The run does not have to be roofed, but some sort of sun or rain block is pleasant for the hens. The ideal run gets some sun during the morning and shade during hot afternoons. Chickens can overheat if the mercury rises above 100 degrees. The run should have a dirt floor--chickens like to take dust baths and scratch for bugs. To be secure from predators, the run should be constructed of hardware cloth, not chicken wire. Chicken wire should not be called chicken wire. It should be called "wire with gaps so big a raccoon can reach straight through and grab a hen." Extend that hardware cloth down into the ground at least a foot and a half since raccoons and dogs will dig. I actually ran the hardware cloth all the way across the bottom of the run, burying it about a foot under ground. If you plan to access the hen house through the run, give it a door sized for you, and make sure this door is sturdy and has a lock which will keep out raccoons. Never underestimate either their strength or their cleverness with latches.
3. A bigger space to roam and forage: aka "the second run." The more space your chickens have the happier they will be and the fewer problems you'll have.

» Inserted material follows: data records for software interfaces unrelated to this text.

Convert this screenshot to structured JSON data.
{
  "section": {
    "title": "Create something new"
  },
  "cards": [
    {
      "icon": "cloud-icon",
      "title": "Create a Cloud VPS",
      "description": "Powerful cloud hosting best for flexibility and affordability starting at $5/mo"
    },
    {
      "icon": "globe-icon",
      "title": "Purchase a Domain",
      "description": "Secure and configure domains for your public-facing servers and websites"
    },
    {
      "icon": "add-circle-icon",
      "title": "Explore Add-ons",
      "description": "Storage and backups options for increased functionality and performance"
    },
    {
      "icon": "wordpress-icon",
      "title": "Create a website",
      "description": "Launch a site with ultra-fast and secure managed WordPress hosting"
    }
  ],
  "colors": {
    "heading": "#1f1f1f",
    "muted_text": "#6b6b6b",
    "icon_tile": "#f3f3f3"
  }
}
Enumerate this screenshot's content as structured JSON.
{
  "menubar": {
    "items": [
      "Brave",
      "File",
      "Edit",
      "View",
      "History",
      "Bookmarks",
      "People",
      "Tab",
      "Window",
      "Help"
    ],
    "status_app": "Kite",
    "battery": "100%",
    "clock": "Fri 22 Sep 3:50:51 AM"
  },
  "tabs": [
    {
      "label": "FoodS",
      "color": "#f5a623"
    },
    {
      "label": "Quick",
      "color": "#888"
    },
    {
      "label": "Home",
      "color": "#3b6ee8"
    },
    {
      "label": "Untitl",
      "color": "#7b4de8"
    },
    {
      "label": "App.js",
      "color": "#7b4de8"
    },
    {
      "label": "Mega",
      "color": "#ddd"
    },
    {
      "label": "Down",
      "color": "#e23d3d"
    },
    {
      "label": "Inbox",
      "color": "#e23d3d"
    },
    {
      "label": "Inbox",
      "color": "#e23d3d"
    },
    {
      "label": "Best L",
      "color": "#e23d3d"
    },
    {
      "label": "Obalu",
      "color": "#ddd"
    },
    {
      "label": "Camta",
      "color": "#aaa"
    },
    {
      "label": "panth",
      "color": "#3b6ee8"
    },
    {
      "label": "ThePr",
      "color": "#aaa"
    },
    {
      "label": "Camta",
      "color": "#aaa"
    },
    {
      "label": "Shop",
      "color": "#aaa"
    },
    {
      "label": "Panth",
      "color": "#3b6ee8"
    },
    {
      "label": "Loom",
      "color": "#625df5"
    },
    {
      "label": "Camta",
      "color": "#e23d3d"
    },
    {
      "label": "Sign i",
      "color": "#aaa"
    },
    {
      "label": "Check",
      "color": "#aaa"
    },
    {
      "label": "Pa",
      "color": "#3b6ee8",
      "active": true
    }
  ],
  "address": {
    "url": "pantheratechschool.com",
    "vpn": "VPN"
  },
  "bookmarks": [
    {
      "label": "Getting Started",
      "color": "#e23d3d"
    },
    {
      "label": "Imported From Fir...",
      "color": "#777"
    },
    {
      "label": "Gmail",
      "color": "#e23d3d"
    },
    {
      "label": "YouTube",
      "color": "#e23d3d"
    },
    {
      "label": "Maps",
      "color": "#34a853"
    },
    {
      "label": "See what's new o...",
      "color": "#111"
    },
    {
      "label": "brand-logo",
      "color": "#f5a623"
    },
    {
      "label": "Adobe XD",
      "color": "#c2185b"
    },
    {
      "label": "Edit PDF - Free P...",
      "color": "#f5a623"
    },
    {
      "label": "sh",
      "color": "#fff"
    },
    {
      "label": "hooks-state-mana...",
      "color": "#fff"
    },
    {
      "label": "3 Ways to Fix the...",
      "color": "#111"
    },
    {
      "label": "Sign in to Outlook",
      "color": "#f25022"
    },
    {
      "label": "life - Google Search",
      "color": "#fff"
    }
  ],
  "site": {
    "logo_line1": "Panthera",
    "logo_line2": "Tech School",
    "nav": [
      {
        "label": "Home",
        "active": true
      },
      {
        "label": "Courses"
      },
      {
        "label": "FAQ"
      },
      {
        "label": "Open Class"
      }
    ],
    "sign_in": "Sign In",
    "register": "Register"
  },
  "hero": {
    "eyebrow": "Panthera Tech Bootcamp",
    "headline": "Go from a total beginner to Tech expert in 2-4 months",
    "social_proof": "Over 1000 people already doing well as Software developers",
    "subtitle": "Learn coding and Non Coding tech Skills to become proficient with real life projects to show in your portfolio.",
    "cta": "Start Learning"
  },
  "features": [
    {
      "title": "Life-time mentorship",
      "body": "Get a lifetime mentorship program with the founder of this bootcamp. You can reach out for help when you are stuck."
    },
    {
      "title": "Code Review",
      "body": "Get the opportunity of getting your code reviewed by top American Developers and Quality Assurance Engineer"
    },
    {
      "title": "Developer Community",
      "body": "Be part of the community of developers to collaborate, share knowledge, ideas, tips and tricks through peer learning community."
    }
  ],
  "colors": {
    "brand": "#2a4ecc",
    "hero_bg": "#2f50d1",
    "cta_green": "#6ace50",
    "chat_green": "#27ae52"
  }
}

Their foraging space could be a yard, a bigger, less secure run--a chicken playpen, if you will--attached to the secure run, or a portable run called a chicken tractor. I have a expandable chicken run attached to my secure run that I made based on plans from Backyard Poultry Magazine that you can see here. I top my second run with aviary netting to keep the birds in and the hawks out.
Both of my runs are covered with a very thick layer of straw to catch droppings and give the hens something to search through. I can't emphasize enough that they're happiest when scratching. This is called the deep litter method. I throw kitchen scraps and weeds to the chickens in the run and collect all the compost they've made once a year. Pure garden magic.
A note on landscaping: chickens will decimate your beautiful vegetable garden in minutes. You have to keep them away from your crops. However, their appetite is useful when it's time to clear out the garden. They will happily till for you, "de-bugging" and working in their own manure in while they're at it. An alternative to the run is to put the chickens in a landscape that they'll benefit. For instance, if you keep them under a mini-orchard, the canopy of trees will protect them from hawks, they'll eat fallen fruit, get rid of any weeds, and fertilize the trees while they're at it.
Give your chickens a secure place to sleep at night, some protection from predators during the day and lots of dirt to scratch and dust in and they'll be happy and healthy. The eggs and/or meat you harvest will be from chickens that are much better cared for than the ones that supply our supermarkets.
So, Poultry architect, get to it! Pry off the titanium plates, put up some hardware cloth and, we'll have fresh eggs at the Guggenheim Museum Bilbao.
Note: I owe the chicken/architecture metaphor to my friend and fellow urban homesteader David Kahn of Edendale Farm.
- Erik Knutzen
About the author: Erik Knutzen and Kelly Coyne write Homegrown Evolution, a blog that explores a fast-growing new movement: urbanites becoming gardeners and farmers. Kelly and Erik are the authors of The Urban Homestead: Your Guide To Self-Sufficient Living in the Heart of the City. They have researched and experimented with small scale urban agriculture since moving to their tiny bungalow in Los Angeles ten years ago, and their practical, hands-on blog shares their successes, failures and includes step-by-step directions and links to resources that will get you started urban homesteading immediately, whether you live in an apartment or a house.
(Images: Erik Knutzen)